I used to be the Clark Griswold of Christmas. I decorated every room in the house. I put ribbons, bows and labels on gifts. One year each member of the family had their own individual wrapping paper. I was the hostess with the mostess, a caterer could not put on a better meal. I knew exactly what I was getting everyone and planned out the holiday season to the moment. Each gift was chosen with thought and care. There was a time when I would shop throughout the year and remember where I put the gifts.
Over the years I thought I was outgrowing the Christmas magic. I thought I was just getting old. I blamed the freaking Elf for taking the joy out of Christmas and making it a torturous job. I remember thinking children were supposed enhance the magic of the season, not kill it. I then thought it wasn’t the girl’s fault, I was just O-L-D.
It occurred to me this year, not to blame her, that the Christmas season changed the year Bridget was born.
A Thanksgiving baby, I had done most of the gift shopping before she was born. This would later prove proactive, as she was hospitalized into the NICU four days after birth. She would be either in the emergency room or Children’s Hospital frequently throughout that December. Bridget and I missed Christmas that year. Her sister and father went to the festivities, but she was too ill to be exposed to any possible sneeze. The first year predicted a theme that would continue throughout the years. Bridget was not always hospitalized, but she made sure that I would worry the holiday was in jeopardy.
There have been years when the only decoration in our home was the tree and stockings. Yet the house, our home, has always been filled with love and with laughter and a lot of people who (thankfully) share our lives.
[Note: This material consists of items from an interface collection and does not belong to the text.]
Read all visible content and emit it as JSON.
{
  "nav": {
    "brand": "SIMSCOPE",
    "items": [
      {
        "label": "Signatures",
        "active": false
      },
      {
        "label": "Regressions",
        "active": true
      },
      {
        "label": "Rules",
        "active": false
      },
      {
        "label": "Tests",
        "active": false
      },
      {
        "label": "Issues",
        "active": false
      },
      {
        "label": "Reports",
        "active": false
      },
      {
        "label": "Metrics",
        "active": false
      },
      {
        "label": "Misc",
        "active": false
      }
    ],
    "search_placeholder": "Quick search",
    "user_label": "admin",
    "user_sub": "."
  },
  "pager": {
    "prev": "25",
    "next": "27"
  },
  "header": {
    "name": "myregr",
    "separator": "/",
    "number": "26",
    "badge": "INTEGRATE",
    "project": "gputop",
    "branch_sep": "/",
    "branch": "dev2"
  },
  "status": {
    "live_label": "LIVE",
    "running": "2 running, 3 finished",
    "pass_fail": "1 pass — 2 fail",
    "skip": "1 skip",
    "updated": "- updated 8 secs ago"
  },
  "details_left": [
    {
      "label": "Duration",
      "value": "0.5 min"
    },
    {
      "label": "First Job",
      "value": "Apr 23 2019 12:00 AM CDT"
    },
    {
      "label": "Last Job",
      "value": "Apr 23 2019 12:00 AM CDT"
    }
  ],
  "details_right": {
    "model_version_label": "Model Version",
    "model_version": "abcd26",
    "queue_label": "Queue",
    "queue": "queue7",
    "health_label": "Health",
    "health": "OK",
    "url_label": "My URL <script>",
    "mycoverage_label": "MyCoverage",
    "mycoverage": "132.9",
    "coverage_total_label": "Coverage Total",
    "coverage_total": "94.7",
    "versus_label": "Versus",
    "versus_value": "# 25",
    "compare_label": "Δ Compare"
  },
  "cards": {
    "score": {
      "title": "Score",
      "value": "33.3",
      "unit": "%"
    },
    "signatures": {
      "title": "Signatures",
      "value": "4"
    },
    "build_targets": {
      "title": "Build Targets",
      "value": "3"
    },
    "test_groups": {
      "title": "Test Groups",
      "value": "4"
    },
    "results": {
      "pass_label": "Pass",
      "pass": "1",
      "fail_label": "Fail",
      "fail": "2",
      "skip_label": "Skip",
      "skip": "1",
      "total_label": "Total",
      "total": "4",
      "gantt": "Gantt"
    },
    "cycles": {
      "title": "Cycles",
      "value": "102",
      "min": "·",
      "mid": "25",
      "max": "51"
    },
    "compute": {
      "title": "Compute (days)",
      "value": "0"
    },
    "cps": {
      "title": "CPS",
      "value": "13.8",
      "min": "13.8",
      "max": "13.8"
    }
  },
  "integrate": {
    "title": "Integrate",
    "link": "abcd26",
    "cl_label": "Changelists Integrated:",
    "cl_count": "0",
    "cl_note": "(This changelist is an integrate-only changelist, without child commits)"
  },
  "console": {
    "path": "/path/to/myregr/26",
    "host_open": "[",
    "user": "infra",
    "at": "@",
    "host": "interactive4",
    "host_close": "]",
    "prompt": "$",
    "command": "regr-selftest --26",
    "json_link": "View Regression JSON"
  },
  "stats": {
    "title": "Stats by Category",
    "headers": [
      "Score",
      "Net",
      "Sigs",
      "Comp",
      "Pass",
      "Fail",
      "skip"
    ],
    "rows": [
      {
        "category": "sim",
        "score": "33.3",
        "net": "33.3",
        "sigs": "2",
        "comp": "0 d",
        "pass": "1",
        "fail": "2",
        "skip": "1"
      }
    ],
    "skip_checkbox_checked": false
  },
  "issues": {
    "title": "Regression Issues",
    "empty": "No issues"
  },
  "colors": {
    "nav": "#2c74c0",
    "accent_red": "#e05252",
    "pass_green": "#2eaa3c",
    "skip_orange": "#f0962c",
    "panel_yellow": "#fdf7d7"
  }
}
Every year, including this one, I have struggled with knowing that Christmas overwhelms Bridget. She does her best, but the idea of opening presents can stymie her. Buying her gifts put me in a state of paralysis. What she “needs” throughout the year, we purchase because she tends to need it NOW. There is nothing she “wants”, the child doesn’t play. When Grandparents, aunts/uncles and family members ask what they can get her for Christmas (or her birthday) I struggle then offer one of the few things I have thought of (this year it was a bathing suit).
I realized as I wrote this (and deliberately published after the holiday) that the Christmas has changed for me, but in a good way. I did decorate this year. I purchased gifts (for everyone but Bridget) but put thought into each one. For the first time in a long time it was quality over quantity. I rejoiced over killing the Elf and not having to worry about Santa. I planned a fantastic weekend for our extended family, and accepted their help in executing the festivities. I relaxed and planned to enjoy an extended long weekend (thanks to a gracious boss and co-worker).
Christmas this year will be perfectly imperfect. We will have gifts, not perfectly wrapped or with gift tags. We do, however, have a Sharpie marker.
My children are home and healthy (there was a concern there). My husband is off-duty. My favorite nephew is home on leave and my other favorite nephew will be here too, not for a few hours but a few days. My house will be overflowing with family and friends. I know in my heart of heart they are coming not for the Yankee Swap but because together we are a village.
I love my villagers and their willingness to celebrate the imperfect with me.
I guess I am still pulling a Clark, but I’m okay with that.